Join Joseph Lowery for an in-depth discussion in this video Creating tables with Schema Builder, part of Laravel 4 Essential Training (2014).
- Now that we've established our database connection in Laravel, let's create a table with that database. Of course, you could do this through phpMyAdmin or the command line, for that matter, but you do gain a tremendous amount of flexibility by building your database structure programmatically. Another term for database structure is schema, and we'll be applying Laravel's Schema Builder functionality to accomplish our task. You want to be able to make sure that your database table is created the first time anyone accesses your application.
So, Schema Builder functions typically go in the root.php file, or if you're using controllers, as we are, the home controller file. So, let me open that up. And I'm going to put this in the public function showWelcome. First I'll create a little bit of space here, and now we're going to frame the entire code block within a call to the Schema class, followed by the create method, and then we'll pass two arguments.
The first is the name of the table, to be put in quotes, that we're going to create, and here it'll be art, and then our closure parameter. The closure accepts just one variable as its argument, which will be used to hold the table Schema that we're about to define. So, I'm going to put it in as $newtable and then enter curly braces. Let's go ahead and put in that closing semicolon there, and now we're ready to begin specifying the Schema.
Now, most databases have a unique identifier or ID for each entry. So, we'll make that our first column. Within the curly braces, enter the closure variable $newtable, followed by the pointer, and then the column type. In this case, in Schema Builder, the auto-incrementing column type is called increments, and I'll follow that with a pair of parentheses and single quotes, and within that, the name of the column, id, and then close it all off with a semicolon.
All right, so that's kind of the pattern, the basic structure, if you will, for creating all the columns within the table. Let's do a few more, so I can show you which column types are typically used. Of course, a good number of columns will just hold strings. So, we'll put in $newtable, string, and then we'll call this first one, artist. A string column type creates a varchar field, the default value of which is 255 characters, plenty for our artist's name.

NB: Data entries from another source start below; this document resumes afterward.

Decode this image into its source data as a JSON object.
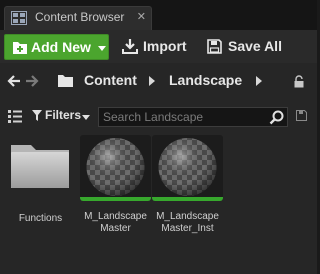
{
  "tab": {
    "title": "Content Browser",
    "close_glyph": "✕",
    "icon": "content-browser-icon"
  },
  "toolbar": {
    "add_new_label": "Add New",
    "import_label": "Import",
    "save_all_label": "Save All"
  },
  "path": {
    "crumbs": [
      "Content",
      "Landscape"
    ]
  },
  "filters": {
    "label": "Filters",
    "search_placeholder": "Search Landscape"
  },
  "assets": [
    {
      "type": "folder",
      "label": "Functions"
    },
    {
      "type": "material",
      "label": "M_Landscape Master"
    },
    {
      "type": "material-instance",
      "label": "M_Landscape Master_Inst"
    }
  ],
  "colors": {
    "accent_green": "#4ba52e",
    "material_strip": "#37a82d",
    "panel_bg": "#262626"
  }
}
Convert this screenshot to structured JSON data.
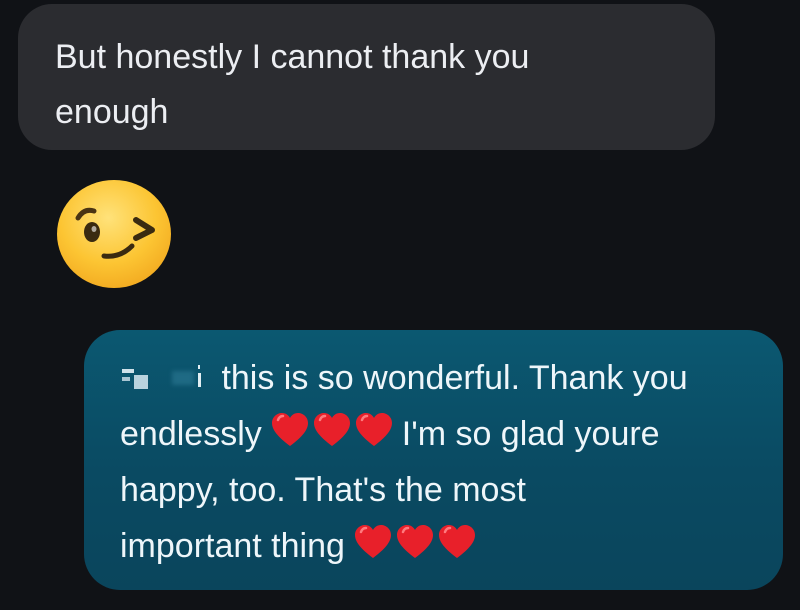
{
  "conversation": {
    "received_message": {
      "line1": "But honestly I cannot thank you",
      "line2": "enough"
    },
    "emoji_message": {
      "icon": "winking-face-emoji"
    },
    "sent_message": {
      "line1_text": " this is so wonderful. Thank you",
      "line2_text_a": "endlessly",
      "line2_text_b": "I'm so glad youre",
      "line3_text": "happy, too. That's the most",
      "line4_text": "important thing",
      "heart_icon": "red-heart-emoji",
      "heart_color": "#e8202a"
    }
  },
  "colors": {
    "background": "#101216",
    "received_bubble": "#2b2c30",
    "sent_bubble": "#0a4a62",
    "emoji_face": "#f8b92a"
  }
}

You can also specify the number of characters, if you want to, in a second parameter. Let's make one for the title of the paintings. Again, it's a string, and we'll call this title, and the second parameter is 500, for the number of acceptable characters. All right? I'm going to move that over, because that's bugging me. There we go. Much better, don't you think? All right. Now, for longer entries use the text column type, and this will be our description.
We can also include dates, like when the artwork was created. So, that is just date, and I'm going to call that created. Another date might be the exhibition date, when the first exhibition is scheduled. Again date, and I'll do exhibition_date. Finally, we're going to insert a special Laravel column type called timestamps.
Timestamps creates two columns, one to keep track of when the record was originally entered and another when it was last updated. We're going to use these later in the course, when discussing Laravel migrations. Timestamps doesn't take any arguments. All right. Let's take a look and see what we've got. I'm going to go ahead and save the file, and then in the browser switch over. Open up a new tab. So, I still have my Artisan web server running. So, I'll now go there by going to localhost 8000, and looks like everything ran okay, no errors.
Let's check it out in phpMyAdmin. I'm going to go ahead and hit the refresh page here, and it looks like our art table was created. Let me hit the structure, and it looks like everything is there, including the two columns, created at and updated at, that were set up by our inclusion of the timestamps. Perfect. Well, now that our table structure is created, we're going to need to remove the code. So, I'm going to go back to here, and I'm just going to comment it out, so you'll have it in the exercise files to refer to.
All right. We'll take a look at how you can modify your tables once they're created using Schema Builder, coming up.
Need a quick dive into Laravel? Check out this short primer, Up and Running with Laravel.
- Installing Laravel and Composer
- Routing requests
- Filtering routes
- Incorporating advanced controllers
- Creating a basic Blade template
- Developing a layout with child pages and forms
- Integrating a database
- Creating tables via migrations
- Outputting data
- Building a Laravel app
- Authenticating users
- Deploying Laravel code